We talked previously about the power of putting on boldness even when you’re scared.
But what do you do when you’re faced with an overwhelming challenge and your boldness simply evaporates?
Every time I’ve launched into a new career adventure I’ve been really scared. At some point I’ve always faced debilitating worry.
When I launched into pastoring the church, I faced the challenge of trying to resurrect a moribund, ingrown, terminal church. I look back now and wonder, “What the heck was I thinking?”
We had two small children, heading into a nearly impossible venture, getting paid very little and having just escaped a near bankruptcy with a previous business I owned.
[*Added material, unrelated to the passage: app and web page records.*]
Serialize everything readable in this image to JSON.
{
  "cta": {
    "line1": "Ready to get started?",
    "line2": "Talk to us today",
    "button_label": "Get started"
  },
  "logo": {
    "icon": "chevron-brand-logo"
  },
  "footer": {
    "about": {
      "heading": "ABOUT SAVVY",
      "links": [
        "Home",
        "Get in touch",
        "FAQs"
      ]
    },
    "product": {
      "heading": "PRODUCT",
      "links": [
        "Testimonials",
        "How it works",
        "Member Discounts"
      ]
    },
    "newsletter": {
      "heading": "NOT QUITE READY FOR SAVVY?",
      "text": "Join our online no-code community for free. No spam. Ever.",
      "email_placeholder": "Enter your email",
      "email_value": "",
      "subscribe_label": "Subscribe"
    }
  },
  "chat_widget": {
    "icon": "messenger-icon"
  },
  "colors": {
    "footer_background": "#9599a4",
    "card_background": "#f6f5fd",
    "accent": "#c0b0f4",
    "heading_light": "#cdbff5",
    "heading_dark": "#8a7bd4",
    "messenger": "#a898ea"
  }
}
I vividly remember sitting in our living room on the hearth next to the wood stove to stay warm early one winter morning. It was dark and I faced my first official day as their new pastor.
I felt as alone and scared as I ever have.
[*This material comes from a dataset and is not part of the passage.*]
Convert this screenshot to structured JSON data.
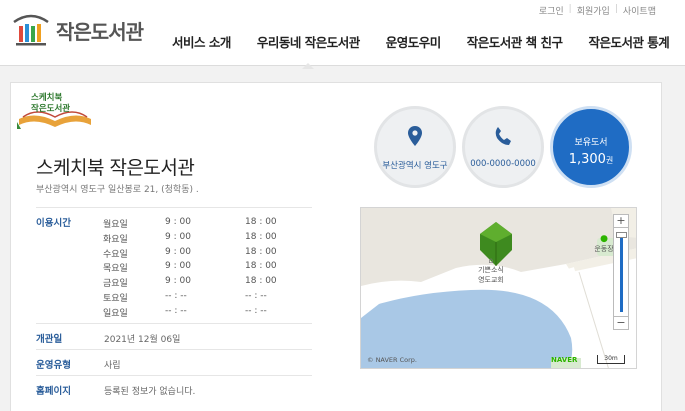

I remember thinking, “How will we survive? How can we possibly build this?”
I’d launched in boldness, yet now felt scared to death.
And this is typical of every time I’ve launched into something new. At some point fear sneaks in unexpected and grabs me by the throat choking the enthusiasm and life out of me.
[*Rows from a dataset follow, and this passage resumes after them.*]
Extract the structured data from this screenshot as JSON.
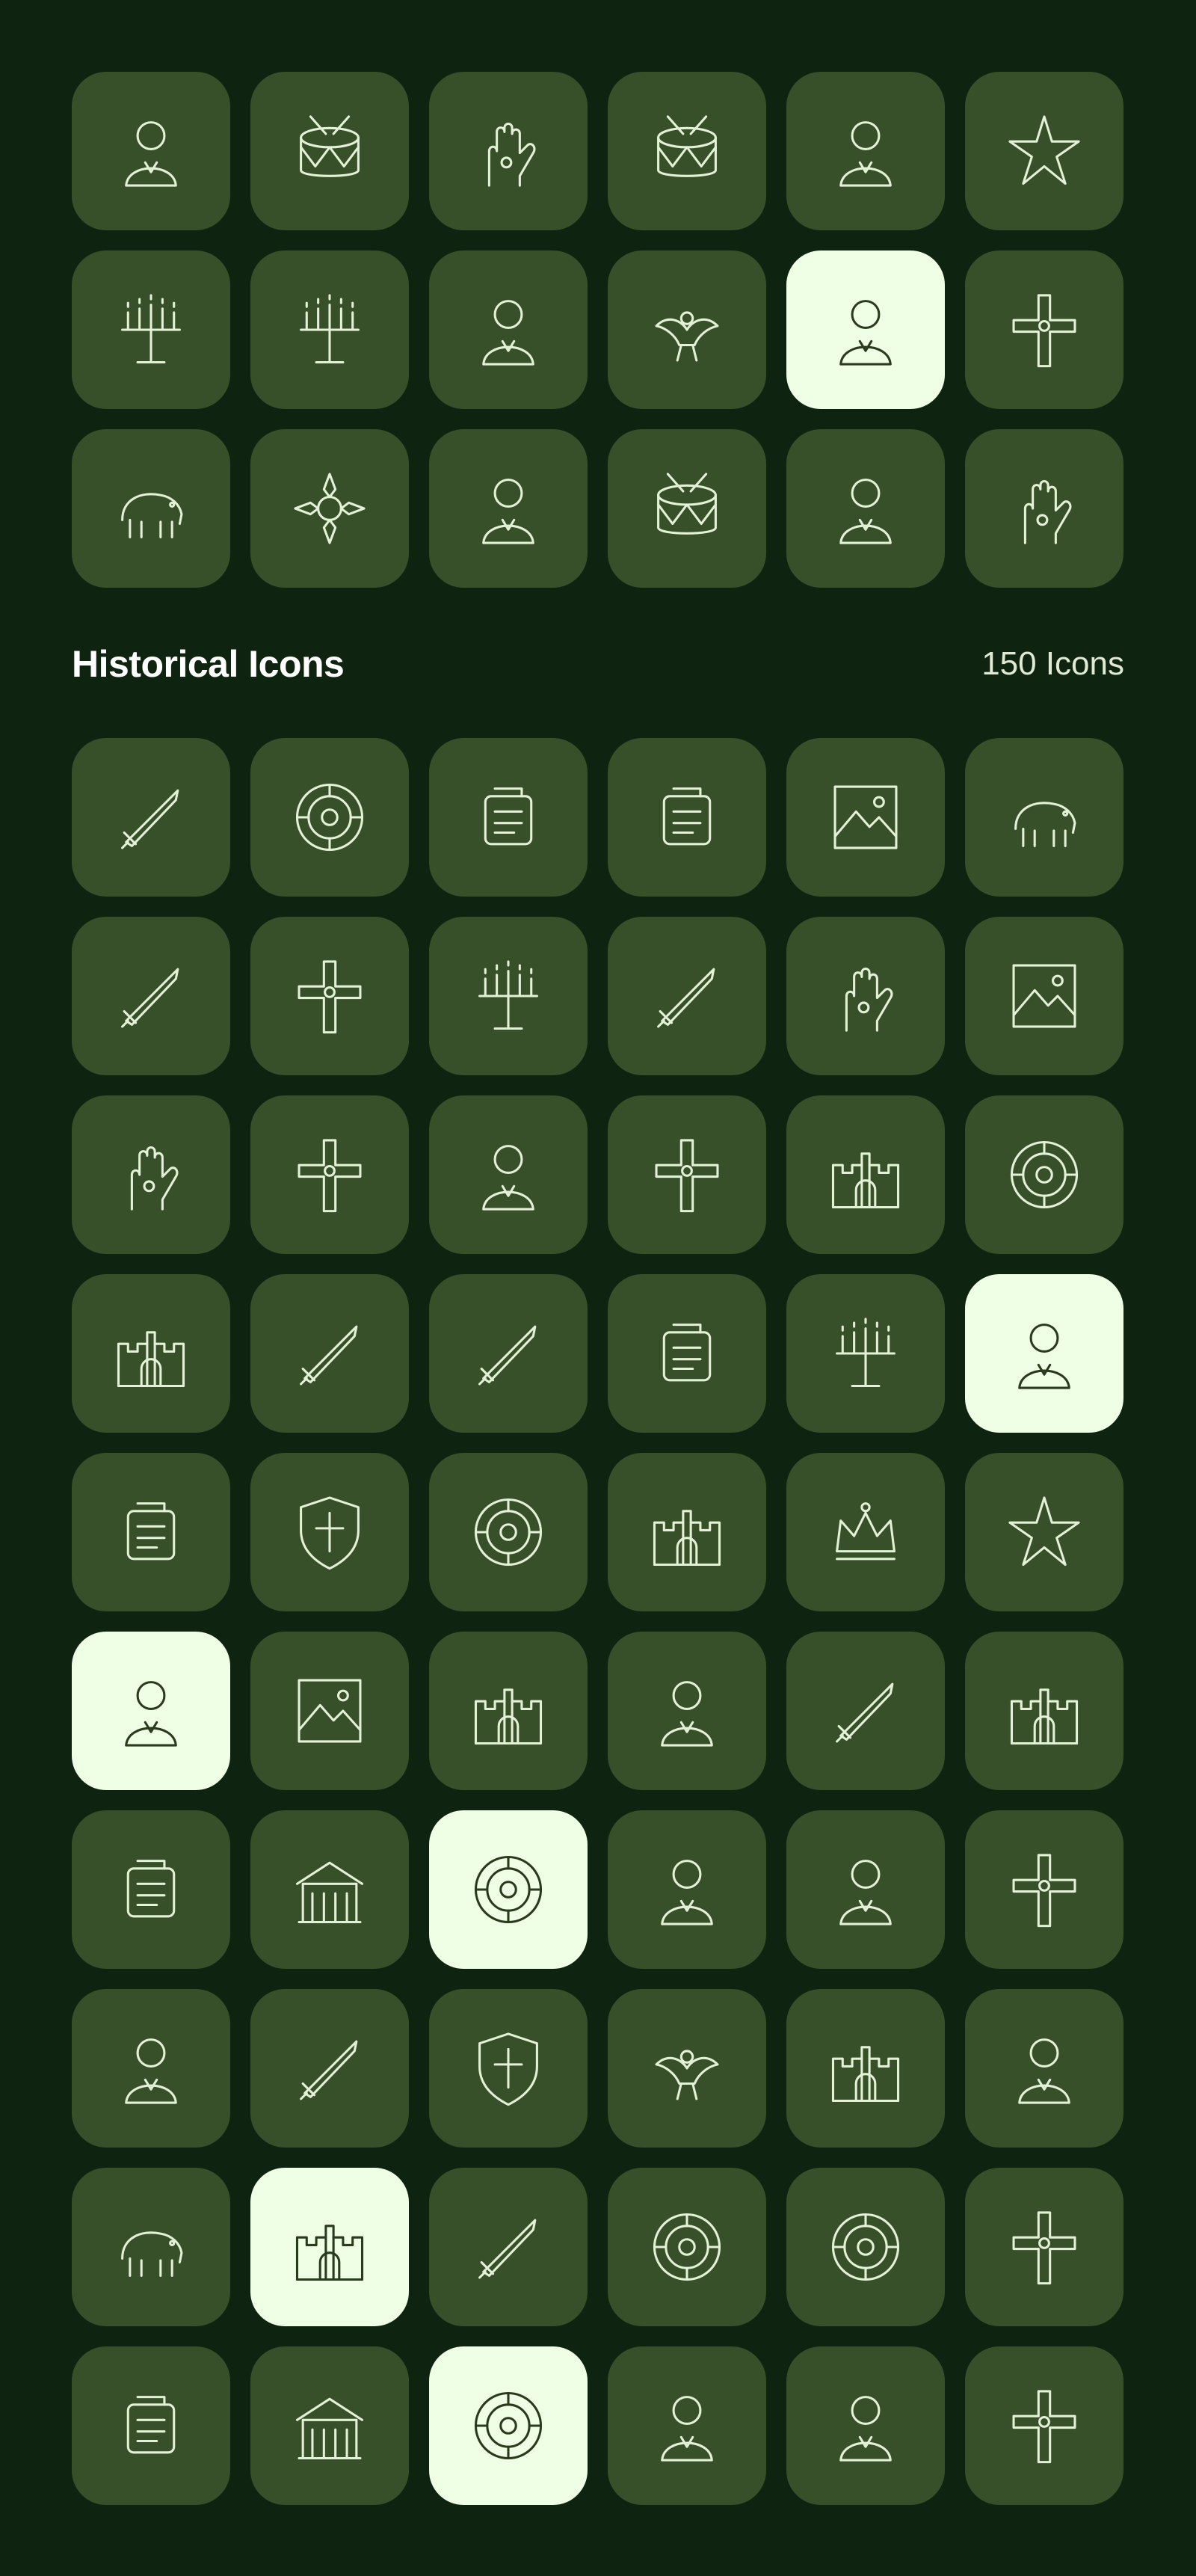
{
  "section": {
    "title": "Historical Icons",
    "count": "150 Icons"
  },
  "colors": {
    "background": "#0f2410",
    "tile": "#38502a",
    "tile_highlight": "#efffe6",
    "stroke": "#e3f1d6",
    "stroke_highlight": "#283b1d"
  },
  "top_grid": [
    {
      "icon": "matryoshka-doll-icon",
      "hl": false
    },
    {
      "icon": "samovar-icon",
      "hl": false
    },
    {
      "icon": "hand-holding-corn-icon",
      "hl": false
    },
    {
      "icon": "drum-icon",
      "hl": false
    },
    {
      "icon": "asian-woman-headdress-icon",
      "hl": false
    },
    {
      "icon": "lotus-lantern-icon",
      "hl": false
    },
    {
      "icon": "firecrackers-icon",
      "hl": false
    },
    {
      "icon": "menorah-icon",
      "hl": false
    },
    {
      "icon": "christ-the-redeemer-icon",
      "hl": false
    },
    {
      "icon": "toucan-icon",
      "hl": false
    },
    {
      "icon": "man-portrait-icon",
      "hl": true
    },
    {
      "icon": "crossed-swords-icon",
      "hl": false
    },
    {
      "icon": "bull-head-icon",
      "hl": false
    },
    {
      "icon": "necklace-icon",
      "hl": false
    },
    {
      "icon": "native-headdress-portrait-icon",
      "hl": false
    },
    {
      "icon": "teapot-pouring-icon",
      "hl": false
    },
    {
      "icon": "woman-headscarf-portrait-icon",
      "hl": false
    },
    {
      "icon": "hand-fan-icon",
      "hl": false
    }
  ],
  "main_grid": [
    {
      "icon": "warrior-with-spear-icon",
      "hl": false
    },
    {
      "icon": "evil-eye-icon",
      "hl": false
    },
    {
      "icon": "spartan-helmet-icon",
      "hl": false
    },
    {
      "icon": "embroidered-shirt-icon",
      "hl": false
    },
    {
      "icon": "tapestry-banner-icon",
      "hl": false
    },
    {
      "icon": "mammoth-icon",
      "hl": false
    },
    {
      "icon": "sword-icon",
      "hl": false
    },
    {
      "icon": "ankh-icon",
      "hl": false
    },
    {
      "icon": "candelabra-icon",
      "hl": false
    },
    {
      "icon": "double-axe-icon",
      "hl": false
    },
    {
      "icon": "gauntlets-icon",
      "hl": false
    },
    {
      "icon": "cave-icon",
      "hl": false
    },
    {
      "icon": "hamsa-hand-icon",
      "hl": false
    },
    {
      "icon": "ornate-cross-icon",
      "hl": false
    },
    {
      "icon": "statue-on-pedestal-icon",
      "hl": false
    },
    {
      "icon": "celtic-cross-icon",
      "hl": false
    },
    {
      "icon": "palace-icon",
      "hl": false
    },
    {
      "icon": "star-of-david-emblem-icon",
      "hl": false
    },
    {
      "icon": "city-buildings-icon",
      "hl": false
    },
    {
      "icon": "quiver-arrows-icon",
      "hl": false
    },
    {
      "icon": "antlers-arrow-icon",
      "hl": false
    },
    {
      "icon": "bagpipes-icon",
      "hl": false
    },
    {
      "icon": "lantern-icon",
      "hl": false
    },
    {
      "icon": "viking-warrior-icon",
      "hl": true
    },
    {
      "icon": "boots-icon",
      "hl": false
    },
    {
      "icon": "heraldic-shield-icon",
      "hl": false
    },
    {
      "icon": "celtic-knot-icon",
      "hl": false
    },
    {
      "icon": "castle-icon",
      "hl": false
    },
    {
      "icon": "royal-crown-icon",
      "hl": false
    },
    {
      "icon": "fleur-de-lis-icon",
      "hl": false
    },
    {
      "icon": "king-portrait-icon",
      "hl": true
    },
    {
      "icon": "framed-landscape-icon",
      "hl": false
    },
    {
      "icon": "tower-bridge-icon",
      "hl": false
    },
    {
      "icon": "aztec-mask-icon",
      "hl": false
    },
    {
      "icon": "knight-with-sword-shield-icon",
      "hl": false
    },
    {
      "icon": "pagoda-icon",
      "hl": false
    },
    {
      "icon": "royal-carriage-icon",
      "hl": false
    },
    {
      "icon": "classical-building-icon",
      "hl": false
    },
    {
      "icon": "aztec-calendar-icon",
      "hl": true
    },
    {
      "icon": "warrior-helmet-portrait-icon",
      "hl": false
    },
    {
      "icon": "statue-monument-icon",
      "hl": false
    },
    {
      "icon": "ornamental-cross-icon",
      "hl": false
    },
    {
      "icon": "nobleman-portrait-icon",
      "hl": false
    },
    {
      "icon": "bow-and-arrow-icon",
      "hl": false
    },
    {
      "icon": "viking-shield-icon",
      "hl": false
    },
    {
      "icon": "scarab-beetle-icon",
      "hl": false
    },
    {
      "icon": "temple-complex-icon",
      "hl": false
    },
    {
      "icon": "native-chief-icon",
      "hl": false
    },
    {
      "icon": "pegasus-icon",
      "hl": false
    },
    {
      "icon": "cathedral-icon",
      "hl": true
    },
    {
      "icon": "war-hammer-icon",
      "hl": false
    },
    {
      "icon": "eagle-emblem-icon",
      "hl": false
    },
    {
      "icon": "compass-rose-icon",
      "hl": false
    },
    {
      "icon": "cross-shield-icon",
      "hl": false
    },
    {
      "icon": "royal-carriage-icon",
      "hl": false
    },
    {
      "icon": "classical-building-icon",
      "hl": false
    },
    {
      "icon": "aztec-calendar-icon",
      "hl": true
    },
    {
      "icon": "warrior-helmet-portrait-icon",
      "hl": false
    },
    {
      "icon": "statue-monument-icon",
      "hl": false
    },
    {
      "icon": "ornamental-cross-icon",
      "hl": false
    }
  ]
}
That’s when I have to regain control of my thoughts and purposefully change my focus from worry to faith.
When I do, I find faith takes control again.
Encouragement dawns and enthusiasm starts to grow.
My mind lightens. The first rays of hope glimmer again.
Then my mind begins to clear. Instead of focusing on problems I begin to focus on solutions.
Instead of feeling paralyzed with fear I again feel energized by anticipation.
Then confidence grows and this builds confidence in those around you.
And you begin to see the miracles you’ve dreamed of that God had planned all along.
It’s Jesus’ promise, “All things are possible to the person who believes.”
And when you believe that you see it.
But how do you build this faith when you simply don’t have it?
How do you put on faith you don’t feel?
I’ve found a few keys that help me and hopefully will help you.
First, I examine my motives.
Are they good? Do they help other people? Do they honor God? Are they in line with God’s desires shown in scripture?
I find if my plans align with what I know pleases God then it gives me confidence he will bless my efforts.
Second, I find scripture promises to hang onto.
I look up scripture quotes that promise directly what I need to believe. I often write them down. Sometimes memorize them.
Then when I’m faced with worry, instead of focusing on my fear, I reboot my brain and focus on the promises.
This lets me counteract the worry filled thoughts with faith encouraging ones.
Finally, I find, at some point, I simply must choose to believe.
We really do have a tremendous amount of control over what we think. So we need to choose to believe in the promises we’re holding onto.
Now, I’m the first to admit this isn’t natural for me. I come from a long line of worriers. We developed worry into an art form.
Yet, I’ve also decided I don’t want to live that way.
So, I’ve learned to recognize when my mind is running amok and bring it back under control. I simply choose to believe even when it would be easier to doubt.
And when I do, somewhere along the way, faith kicks in again. The courage returns. The positive mind focus takes over. Faith replaces doubt.
Paul writes, “Faith comes from truly hearing and hearing from God’s word.”
Then that faith leads to boldness. And that boldness to seeing our dreams become reality.
*Mark 9:23; Romans 10:17
Photo Credit: Adrian Schiess; Creative Commons